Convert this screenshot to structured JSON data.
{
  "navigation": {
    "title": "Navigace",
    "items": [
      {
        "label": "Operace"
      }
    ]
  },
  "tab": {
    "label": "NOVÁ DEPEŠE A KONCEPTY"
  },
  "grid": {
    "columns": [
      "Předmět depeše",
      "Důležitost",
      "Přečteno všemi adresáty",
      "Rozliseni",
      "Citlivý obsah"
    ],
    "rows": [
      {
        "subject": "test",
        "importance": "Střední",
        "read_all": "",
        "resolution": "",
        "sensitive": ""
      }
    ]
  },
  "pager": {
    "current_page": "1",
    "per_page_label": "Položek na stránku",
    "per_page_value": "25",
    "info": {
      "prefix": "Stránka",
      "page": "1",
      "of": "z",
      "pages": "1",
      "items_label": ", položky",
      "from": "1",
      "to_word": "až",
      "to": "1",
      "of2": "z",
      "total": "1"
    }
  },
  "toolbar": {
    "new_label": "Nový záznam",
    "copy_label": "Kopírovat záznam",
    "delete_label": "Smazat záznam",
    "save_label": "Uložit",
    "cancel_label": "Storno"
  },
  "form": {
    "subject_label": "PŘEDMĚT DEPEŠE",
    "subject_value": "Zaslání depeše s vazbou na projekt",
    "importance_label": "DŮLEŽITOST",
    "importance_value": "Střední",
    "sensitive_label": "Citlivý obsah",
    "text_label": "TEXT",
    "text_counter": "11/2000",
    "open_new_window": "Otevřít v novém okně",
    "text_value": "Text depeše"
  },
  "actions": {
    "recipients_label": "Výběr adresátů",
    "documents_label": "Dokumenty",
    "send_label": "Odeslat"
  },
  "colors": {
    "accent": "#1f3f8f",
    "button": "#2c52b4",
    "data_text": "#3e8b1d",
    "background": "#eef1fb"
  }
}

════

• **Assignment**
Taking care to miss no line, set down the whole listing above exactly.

• **Answer below**
Convert this screenshot to structured JSON data.
{
  "navigation": {
    "title": "Navigace",
    "items": [
      {
        "label": "Operace"
      }
    ]
  },
  "tab": {
    "label": "NOVÁ DEPEŠE A KONCEPTY"
  },
  "grid": {
    "columns": [
      "Předmět depeše",
      "Důležitost",
      "Přečteno všemi adresáty",
      "Rozliseni",
      "Citlivý obsah"
    ],
    "rows": [
      {
        "subject": "test",
        "importance": "Střední",
        "read_all": "",
        "resolution": "",
        "sensitive": ""
      }
    ]
  },
  "pager": {
    "current_page": "1",
    "per_page_label": "Položek na stránku",
    "per_page_value": "25",
    "info": {
      "prefix": "Stránka",
      "page": "1",
      "of": "z",
      "pages": "1",
      "items_label": ", položky",
      "from": "1",
      "to_word": "až",
      "to": "1",
      "of2": "z",
      "total": "1"
    }
  },
  "toolbar": {
    "new_label": "Nový záznam",
    "copy_label": "Kopírovat záznam",
    "delete_label": "Smazat záznam",
    "save_label": "Uložit",
    "cancel_label": "Storno"
  },
  "form": {
    "subject_label": "PŘEDMĚT DEPEŠE",
    "subject_value": "Zaslání depeše s vazbou na projekt",
    "importance_label": "DŮLEŽITOST",
    "importance_value": "Střední",
    "sensitive_label": "Citlivý obsah",
    "text_label": "TEXT",
    "text_counter": "11/2000",
    "open_new_window": "Otevřít v novém okně",
    "text_value": "Text depeše"
  },
  "actions": {
    "recipients_label": "Výběr adresátů",
    "documents_label": "Dokumenty",
    "send_label": "Odeslat"
  },
  "colors": {
    "accent": "#1f3f8f",
    "button": "#2c52b4",
    "data_text": "#3e8b1d",
    "background": "#eef1fb"
  }
}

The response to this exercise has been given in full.